Best Regards

[signed]

Charlie Rimmer
ARW Group Commercial Manager

Enc: A&R Ratecard
A&R Marketing calendar
Trading Terms Proforma
Invoice

Would you like fries with that?

On of my favourite quotes is  “would you like fries with that?

It is the best-known, English-language suggestion sell. And it works. Every business can up-sell something to a customer who has their wallet open.  It’s just a matter of getting creative enough on your product or service offering.

I tend to favour the suggestion sell cost less than the original item. In the same way that the fries cost less than the hamburger. IT and consumer electronics retailers can sell extended warranties, consumables and accessories.
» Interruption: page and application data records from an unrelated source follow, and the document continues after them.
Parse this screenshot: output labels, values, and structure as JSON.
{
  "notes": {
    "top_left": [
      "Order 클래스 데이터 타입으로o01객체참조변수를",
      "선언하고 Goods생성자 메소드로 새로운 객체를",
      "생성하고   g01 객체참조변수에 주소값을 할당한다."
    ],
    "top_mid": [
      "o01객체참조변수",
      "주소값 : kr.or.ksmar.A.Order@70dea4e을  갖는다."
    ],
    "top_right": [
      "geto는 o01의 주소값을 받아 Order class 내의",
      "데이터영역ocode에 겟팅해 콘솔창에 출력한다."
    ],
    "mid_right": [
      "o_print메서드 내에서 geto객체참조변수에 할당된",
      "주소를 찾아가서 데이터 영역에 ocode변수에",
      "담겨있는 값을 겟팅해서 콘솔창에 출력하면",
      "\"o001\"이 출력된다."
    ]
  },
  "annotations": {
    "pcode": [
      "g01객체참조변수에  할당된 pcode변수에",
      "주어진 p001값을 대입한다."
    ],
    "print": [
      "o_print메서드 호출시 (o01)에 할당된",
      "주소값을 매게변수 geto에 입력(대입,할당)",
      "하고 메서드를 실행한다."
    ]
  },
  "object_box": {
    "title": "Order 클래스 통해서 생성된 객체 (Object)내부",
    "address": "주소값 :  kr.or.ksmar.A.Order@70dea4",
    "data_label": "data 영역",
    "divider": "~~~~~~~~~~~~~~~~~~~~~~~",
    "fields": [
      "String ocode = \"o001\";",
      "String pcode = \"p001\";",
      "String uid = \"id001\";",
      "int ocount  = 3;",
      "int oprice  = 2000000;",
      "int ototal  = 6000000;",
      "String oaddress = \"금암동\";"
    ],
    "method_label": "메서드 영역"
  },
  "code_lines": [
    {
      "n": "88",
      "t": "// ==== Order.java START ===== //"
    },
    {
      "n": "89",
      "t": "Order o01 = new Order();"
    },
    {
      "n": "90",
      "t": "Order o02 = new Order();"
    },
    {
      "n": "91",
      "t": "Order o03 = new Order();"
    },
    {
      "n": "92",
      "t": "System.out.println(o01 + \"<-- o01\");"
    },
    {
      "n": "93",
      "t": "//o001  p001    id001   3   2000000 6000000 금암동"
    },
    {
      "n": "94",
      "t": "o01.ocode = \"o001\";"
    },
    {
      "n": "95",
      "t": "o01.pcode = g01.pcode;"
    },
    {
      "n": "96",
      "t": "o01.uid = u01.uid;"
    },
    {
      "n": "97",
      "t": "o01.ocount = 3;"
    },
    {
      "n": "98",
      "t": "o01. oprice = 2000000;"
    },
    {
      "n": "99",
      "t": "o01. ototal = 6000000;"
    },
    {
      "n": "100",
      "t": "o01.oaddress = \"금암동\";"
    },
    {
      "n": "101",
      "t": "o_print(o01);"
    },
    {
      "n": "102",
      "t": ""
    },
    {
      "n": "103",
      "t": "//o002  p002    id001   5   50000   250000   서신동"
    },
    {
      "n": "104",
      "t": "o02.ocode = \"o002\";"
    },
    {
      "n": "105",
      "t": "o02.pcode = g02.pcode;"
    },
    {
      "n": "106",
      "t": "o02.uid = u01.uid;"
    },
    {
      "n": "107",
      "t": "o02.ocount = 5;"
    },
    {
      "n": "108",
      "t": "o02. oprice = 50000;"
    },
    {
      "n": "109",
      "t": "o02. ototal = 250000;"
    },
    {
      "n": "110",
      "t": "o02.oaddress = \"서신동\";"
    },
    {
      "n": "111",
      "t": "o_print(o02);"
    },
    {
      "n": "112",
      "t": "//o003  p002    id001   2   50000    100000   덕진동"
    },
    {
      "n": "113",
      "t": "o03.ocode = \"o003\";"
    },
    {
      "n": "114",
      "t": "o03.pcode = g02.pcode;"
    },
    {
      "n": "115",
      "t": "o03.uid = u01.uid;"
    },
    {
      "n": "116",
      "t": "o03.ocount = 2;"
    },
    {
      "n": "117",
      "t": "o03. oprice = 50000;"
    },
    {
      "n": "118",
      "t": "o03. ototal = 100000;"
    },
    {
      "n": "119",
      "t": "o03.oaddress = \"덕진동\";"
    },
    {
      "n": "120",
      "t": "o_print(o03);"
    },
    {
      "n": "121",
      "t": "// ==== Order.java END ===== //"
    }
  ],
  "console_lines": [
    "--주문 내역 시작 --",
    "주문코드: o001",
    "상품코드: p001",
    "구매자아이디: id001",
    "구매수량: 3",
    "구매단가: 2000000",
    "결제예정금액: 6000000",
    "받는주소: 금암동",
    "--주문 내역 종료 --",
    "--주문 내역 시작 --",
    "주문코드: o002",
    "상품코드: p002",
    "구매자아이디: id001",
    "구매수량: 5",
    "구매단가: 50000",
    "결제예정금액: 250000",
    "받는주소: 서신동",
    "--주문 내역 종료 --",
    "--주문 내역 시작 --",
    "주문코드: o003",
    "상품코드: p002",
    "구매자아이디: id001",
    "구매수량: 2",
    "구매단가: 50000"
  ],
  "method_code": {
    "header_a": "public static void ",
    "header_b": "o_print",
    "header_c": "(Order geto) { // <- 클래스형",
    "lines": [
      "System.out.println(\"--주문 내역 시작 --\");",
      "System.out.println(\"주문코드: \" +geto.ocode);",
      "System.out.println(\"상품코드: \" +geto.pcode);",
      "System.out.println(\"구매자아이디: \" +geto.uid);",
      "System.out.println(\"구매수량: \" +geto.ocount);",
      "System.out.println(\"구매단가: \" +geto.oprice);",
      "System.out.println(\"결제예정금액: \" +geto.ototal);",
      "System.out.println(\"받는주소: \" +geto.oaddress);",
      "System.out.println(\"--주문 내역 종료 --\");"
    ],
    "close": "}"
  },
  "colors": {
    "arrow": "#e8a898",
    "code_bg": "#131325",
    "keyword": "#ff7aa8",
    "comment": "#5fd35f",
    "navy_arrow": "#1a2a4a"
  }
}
Consultants can up-sell research seminars, subscriptions and evaluations.

This is different from promoting a special, time-limited extra as a call to action. The customer has already made a decision to purchase your product. The cost of acquiring the additional order is zero. It will never be cheaper to offer that customer another product. Seize the day.

If you’ve got a product or service that you can’t find a suggestion sell for, leave a comment and we’ll come up with a few ideas for you.
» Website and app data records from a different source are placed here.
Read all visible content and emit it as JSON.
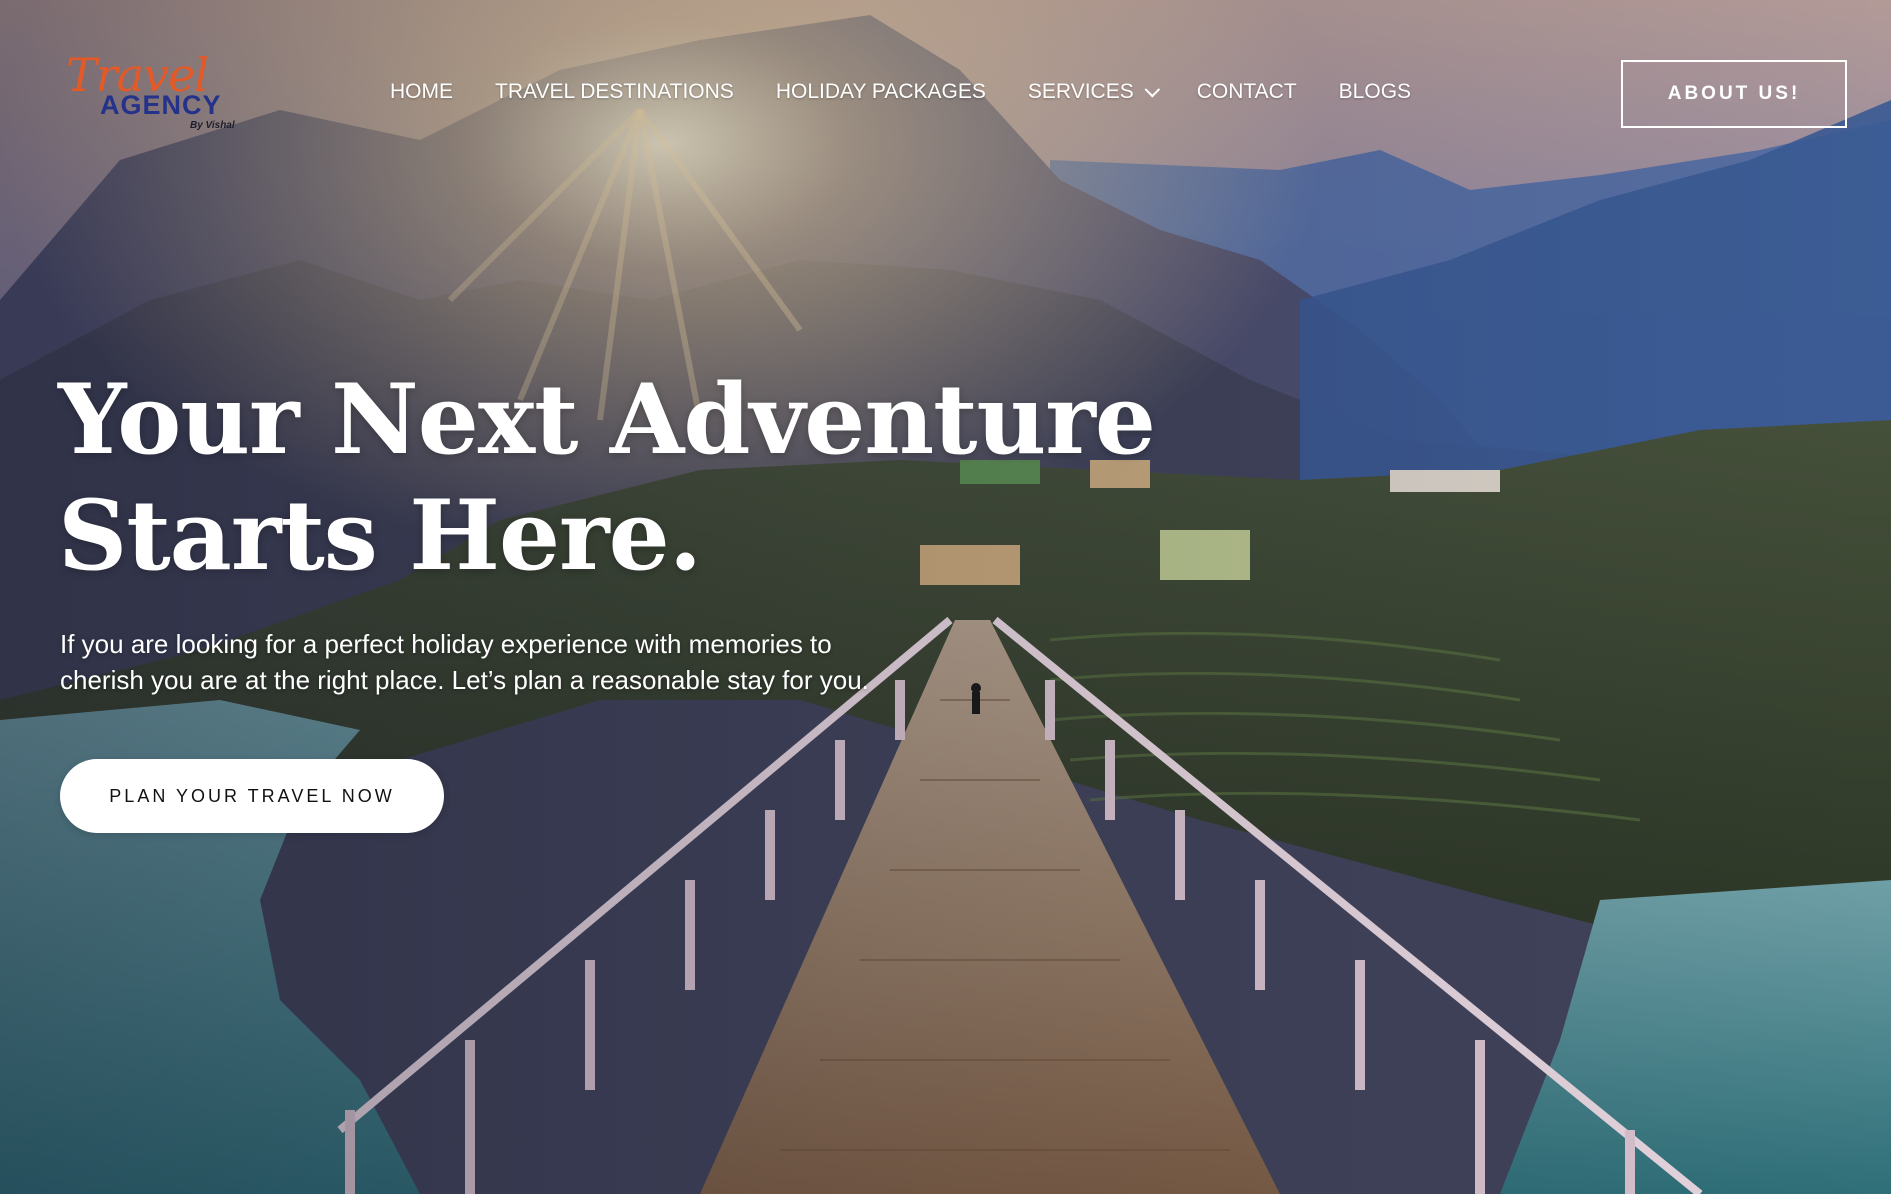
{
  "brand": {
    "script": "Travel",
    "agency": "AGENCY",
    "byline": "By Vishal"
  },
  "nav": {
    "items": [
      {
        "label": "HOME"
      },
      {
        "label": "TRAVEL DESTINATIONS"
      },
      {
        "label": "HOLIDAY PACKAGES"
      },
      {
        "label": "SERVICES",
        "has_dropdown": true
      },
      {
        "label": "CONTACT"
      },
      {
        "label": "BLOGS"
      }
    ],
    "about_label": "ABOUT US!"
  },
  "hero": {
    "title_line1": "Your Next Adventure",
    "title_line2": "Starts Here.",
    "subtitle_line1": "If you are looking for a perfect holiday experience with memories to",
    "subtitle_line2": "cherish you are at the right place. Let’s plan a reasonable stay for you.",
    "cta_label": "PLAN YOUR TRAVEL NOW"
  },
  "colors": {
    "logo_script": "#e35a28",
    "logo_agency": "#24328a",
    "text": "#ffffff",
    "cta_bg": "#ffffff",
    "cta_text": "#111111"
  },
  "icons": {
    "services_dropdown": "chevron-down-icon"
  }
}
Now would you like to super-size your meal for only $1?

Deal with the Micro Manager

Over the Shoulder, micromanager wayA former CEO of mine was a micromanager. I knew this before I took the job as the company was a client for a couple of years. Socially, I like my boss and we’ve know each other for many years. I’d even call us friends.

Given my interest in entrepreneurship, I have strong feelings against micromanaging. Fool that I am I thought there was no way he’d try to micromanage me. Surely I was immune. Ha!

So I chaffed at the bit — I’d left lucrative contracts before when a client attempted such behaviour. I got stellar results: sales were up, gross margin was up, profit was up, costs were lower. I should have got all the freedom to run my division as I pleased.

But my boss comes from a retail background. I think retailers especially like to run things by the book. They love an operations manual which clearly spells out the detail of every step from opening in the morning to closing at night.

I then realised that it wasn’t his problem, it was mine. I try to deal with what is rather than what should be. Once I accept the reality I can start doing something about it.

Then I accepted I’m never going to change my boss. As a matter of fact until we worked together I liked spending time together. So how will I deal with this?

Understand the boss’s priorities. What are the top 5, 3 and 1 items for me to focus on? Reconfirm regularly to ensure they haven’t changed.

Use my communications skills. I am an excellent communicator. Start tracking the list of assigned tasks, negotiating deadlines that I can meet and renegotiating priorities as they change. This involves instigating planning discussions with my boss and organising my calendar to clearly show available resources.

Commit to frequent and regular updates. When I delegate to one of my team, I want to know if the task is on track and I want early warning if it’s leaving the rails. Other than that I don’t need the detail. The micromanager needs to know every step of every task. This means anticipating update requests but at the same time scheduling time in advance for progress briefings.

Document agreements. Followup verbal briefings, requests and agreements with an email to avoid confusion.

Micromanagers fear disorganisation and idleness. The best way to contain their excesses is to be organised. That’s tough as I am not a naturally organised person, but if I want the freedom to run my division I’ll need to meet the boss’s expectations. That’s what he pays me for.

Retail KPI’s – the germination

Price Tag by Sarah Williams Brisbane, QLD, Australia via http://www.sxc.hu/photo/480217I’m developing a series of KPI’s for a retail operation. They own nine garden shed outlets and don’t currently track anything. It’s late and I’ve got a pile of notes, but I’ll document the process here.

One of the key elements is avoid collecting useless data, and reward the collection of useful data that reinforces the corporate values, empowers the store managers and is an aid profitability through performance measurement.

Obviously the store managers are going to have a say in the KPI.